Exercise description >> The answer is a single number: the count of lines below in which the word "государств" appears.

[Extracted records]
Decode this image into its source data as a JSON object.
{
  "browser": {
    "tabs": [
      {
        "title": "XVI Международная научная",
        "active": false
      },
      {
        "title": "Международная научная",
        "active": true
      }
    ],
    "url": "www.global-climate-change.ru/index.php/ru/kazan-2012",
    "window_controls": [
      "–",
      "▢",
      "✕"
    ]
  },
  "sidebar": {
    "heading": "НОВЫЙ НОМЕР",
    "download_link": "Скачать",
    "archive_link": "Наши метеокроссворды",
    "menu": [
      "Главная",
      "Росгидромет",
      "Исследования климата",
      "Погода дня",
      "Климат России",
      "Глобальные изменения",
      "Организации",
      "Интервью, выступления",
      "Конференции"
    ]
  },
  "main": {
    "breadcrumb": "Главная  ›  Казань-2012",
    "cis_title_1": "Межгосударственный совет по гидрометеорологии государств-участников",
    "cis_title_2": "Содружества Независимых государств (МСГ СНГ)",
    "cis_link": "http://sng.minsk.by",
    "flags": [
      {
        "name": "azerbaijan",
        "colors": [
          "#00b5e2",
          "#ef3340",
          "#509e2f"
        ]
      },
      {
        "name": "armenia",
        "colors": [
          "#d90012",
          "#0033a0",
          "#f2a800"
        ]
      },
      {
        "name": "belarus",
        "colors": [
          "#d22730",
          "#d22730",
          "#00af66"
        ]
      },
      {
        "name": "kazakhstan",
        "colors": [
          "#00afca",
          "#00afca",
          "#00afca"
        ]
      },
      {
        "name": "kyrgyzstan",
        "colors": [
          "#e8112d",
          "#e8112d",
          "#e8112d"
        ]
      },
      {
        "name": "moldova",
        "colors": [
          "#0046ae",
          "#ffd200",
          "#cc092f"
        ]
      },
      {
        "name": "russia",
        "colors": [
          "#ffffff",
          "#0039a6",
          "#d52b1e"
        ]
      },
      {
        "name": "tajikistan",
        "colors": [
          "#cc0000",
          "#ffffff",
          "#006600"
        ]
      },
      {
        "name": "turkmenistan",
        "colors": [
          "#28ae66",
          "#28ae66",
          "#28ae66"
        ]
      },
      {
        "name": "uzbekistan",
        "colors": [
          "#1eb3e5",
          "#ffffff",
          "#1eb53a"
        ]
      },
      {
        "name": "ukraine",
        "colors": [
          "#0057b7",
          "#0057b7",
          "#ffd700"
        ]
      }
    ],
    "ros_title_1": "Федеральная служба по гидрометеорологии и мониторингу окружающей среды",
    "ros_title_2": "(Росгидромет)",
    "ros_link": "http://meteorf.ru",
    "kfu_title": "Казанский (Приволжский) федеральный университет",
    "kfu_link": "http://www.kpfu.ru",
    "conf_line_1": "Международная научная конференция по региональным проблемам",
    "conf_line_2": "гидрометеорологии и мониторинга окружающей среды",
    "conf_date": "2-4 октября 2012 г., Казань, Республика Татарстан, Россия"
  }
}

Your solution >> 2